Let's start with the big Clinton news this morning. Well, the second biggest Clinton news this morning. We've known for months Hillary Clinton was writing a book. We know this morning now the title. Let's show you the book cover here. "Hard Choices." That will be the book detailing her role as secretary of state, Molly. Hard choices at the State Department and also could be a campaign slogan, couldn't it?

MOLLY BALL, "THE ATLANTIC": Absolutely. I mean, I think it's inevitable that any book that Hillary Clinton was going to write was going to be seen as a campaign book, but this is clearly branded as something that is less a sort of personal memoir and more a, sort of -- similar to the profile that she carved out in the '08 campaign, that she's a fighter, that she's somehow who knows how to do things that are difficult.

It's sort of implicitly the same message that she campaigned against Barack Obama, saying, you know, that -- that it's not this easy to govern or to be president, that you've got to do things that are tough.

KING: Gotta do things that are tough, Peter. But we've seen from Republicans in recent months whether it's Benghazi, whether it's Iran, whether it's, how come it took John Kerry to get the Israelis and the Palestinians to the table. Republicans are saying if she runs, they won't be afraid to say, what did you accomplish?

PETER HAMBY, CNN ANALYST: Yeah, what's interesting there's also -- there's a new photo, you saw that they rolled out, Simon & Schuster. There's also a new blurb about the book. And look, maybe I'm too cynical. Maybe we're dissecting this, you know, too finely.

But it says, when she took office as Secretary of State she and President Obama made these hard decisions in Iran, Russia, et cetera. So you know, she can sort of shift some of that blame perhaps to the unpopular decisions that the administration made, you know, with President Obama.

KING: We're never cynical here.


The book is due out in June. And we also learned yesterday that a couple of months after the book comes out, so right after the book tour, Hillary Clinton gets this gift.


CHELSEA CLINTON, DAUGHTER OF HILLARY CLINTON: Marc and I are very excited that we have our first child arriving later this year.

(APPLAUSE) And I certainly feel all the better, whether it's a girl or a boy, that she or he will grow up in a world full of so many strong, young female leaders.


KING: Congratulations and best wishes, first and foremost, to Chelsea Clinton and her husband Marc. Does this matter at all to Hillary Clinton's calculation of run for president? She will be a grandmother. Is that a plus, a minus, a neutral?

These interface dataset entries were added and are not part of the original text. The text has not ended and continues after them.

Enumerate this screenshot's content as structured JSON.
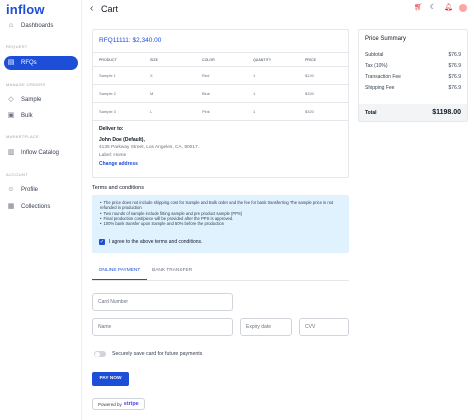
{
  "app": {
    "logo_text": "inflow"
  },
  "sidebar": {
    "items": [
      {
        "label": "Dashboards",
        "icon": "home-icon"
      },
      {
        "label": "RFQs",
        "icon": "file-icon",
        "active": true
      },
      {
        "label": "Sample",
        "icon": "tag-icon"
      },
      {
        "label": "Bulk",
        "icon": "box-icon"
      },
      {
        "label": "Inflow Catalog",
        "icon": "book-icon"
      },
      {
        "label": "Profile",
        "icon": "user-icon"
      },
      {
        "label": "Collections",
        "icon": "folder-icon"
      }
    ],
    "sections": [
      "REQUEST",
      "MANAGE ORDERS",
      "MARKETPLACE",
      "ACCOUNT"
    ]
  },
  "header": {
    "title": "Cart",
    "icons": [
      "cart-icon",
      "moon-icon",
      "bell-icon",
      "avatar"
    ]
  },
  "rfq": {
    "id": "RFQ11111:",
    "amount": "$2,340.00",
    "columns": [
      "PRODUCT",
      "SIZE",
      "COLOR",
      "QUANTITY",
      "PRICE"
    ],
    "rows": [
      [
        "Sample 1",
        "X",
        "Red",
        "1",
        "$120"
      ],
      [
        "Sample 2",
        "M",
        "Blue",
        "1",
        "$320"
      ],
      [
        "Sample 3",
        "L",
        "Pink",
        "1",
        "$320"
      ]
    ],
    "deliver_label": "Deliver to:",
    "deliver_name": "John Doe (Default),",
    "deliver_address": "4135 Parkway Street, Los Angeles, CA, 90017.",
    "deliver_type": "Label: Home",
    "change_address": "Change address"
  },
  "price_summary": {
    "title": "Price Summary",
    "rows": [
      {
        "label": "Subtotal",
        "value": "$76.9"
      },
      {
        "label": "Tax (10%)",
        "value": "$76.9"
      },
      {
        "label": "Transaction Fee",
        "value": "$76.9"
      },
      {
        "label": "Shipping Fee",
        "value": "$76.9"
      }
    ],
    "total_label": "Total",
    "total_value": "$1198.00"
  },
  "terms": {
    "title": "Terms and conditions",
    "items": [
      "The price does not include shipping cost for Sample and Bulk order and the fee for bank transferring The sample price is not refunded in production",
      "Two rounds of sample include fitting sample and pre product sample (PPS)",
      "Final production cost/piece will be provided after the PPS is approved.",
      "100% bank transfer upon Sample and 50% before the production"
    ],
    "agree_label": "I agree to the above terms and conditions."
  },
  "payment": {
    "tabs": [
      "ONLINE PAYMENT",
      "BANK TRANSFER"
    ],
    "card_number_placeholder": "Card Number",
    "name_placeholder": "Name",
    "expiry_placeholder": "Expiry date",
    "cvv_placeholder": "CVV",
    "save_label": "Securely save card for future payments",
    "pay_label": "PAY NOW",
    "powered_by": "Powered by",
    "stripe": "stripe"
  }
}
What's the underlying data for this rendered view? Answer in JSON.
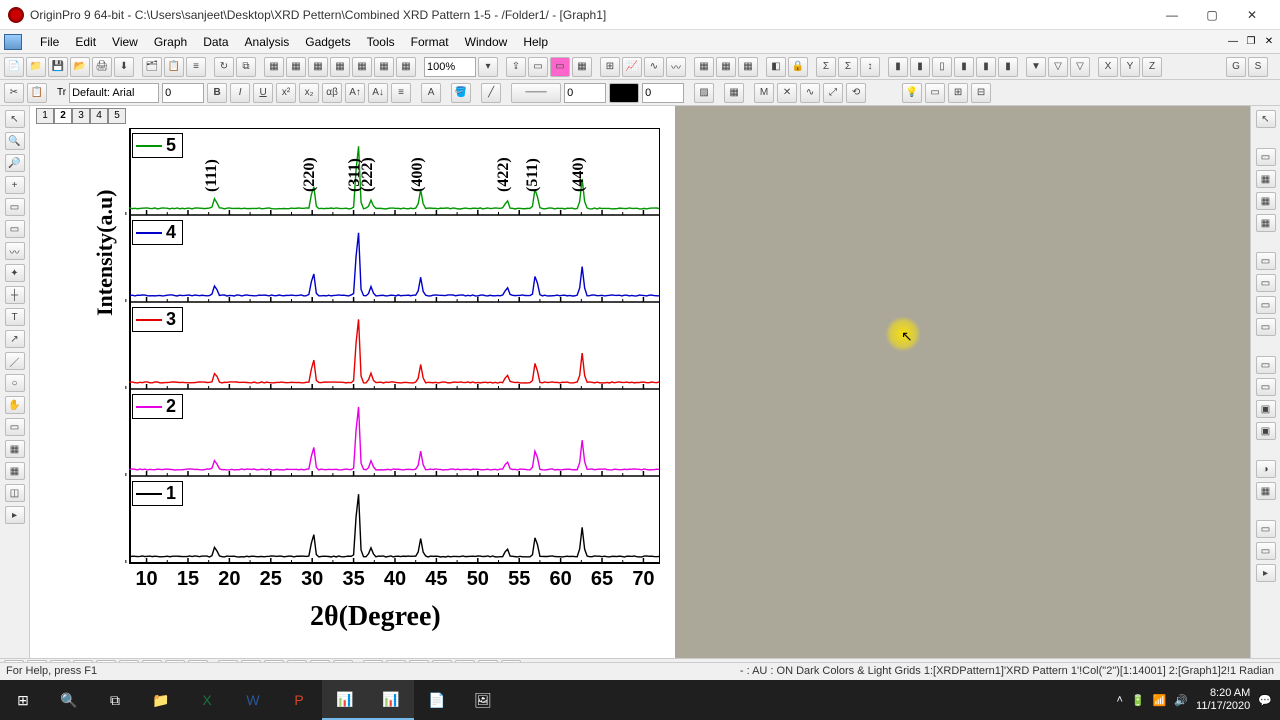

BALL: I have no idea. I think it's insane to speculate on like what this means for a Clinton campaign. Obviously, her personal life is a big part of her calculation about whether she chooses to run for president. But I have no idea which way this tips the scales. And I think it's kind of silly to see this as a political story, actually.

KING: Good. We'll this as a happy family story. We had the president, Peter -- it's hard not to call this a bit of an end zone dance. The president came into the briefing room yesterday to announce even better that last week there were over 7 million. Now the president says they've reached 8 million enrollees in Obamacare. He also said the percentage of young Americans, while not as high as they would look, was higher than many anticipated.

Listen to the president here. This essentially is a -- the president trying to tell fellow Democrats, "Get out of the crouch (ph)."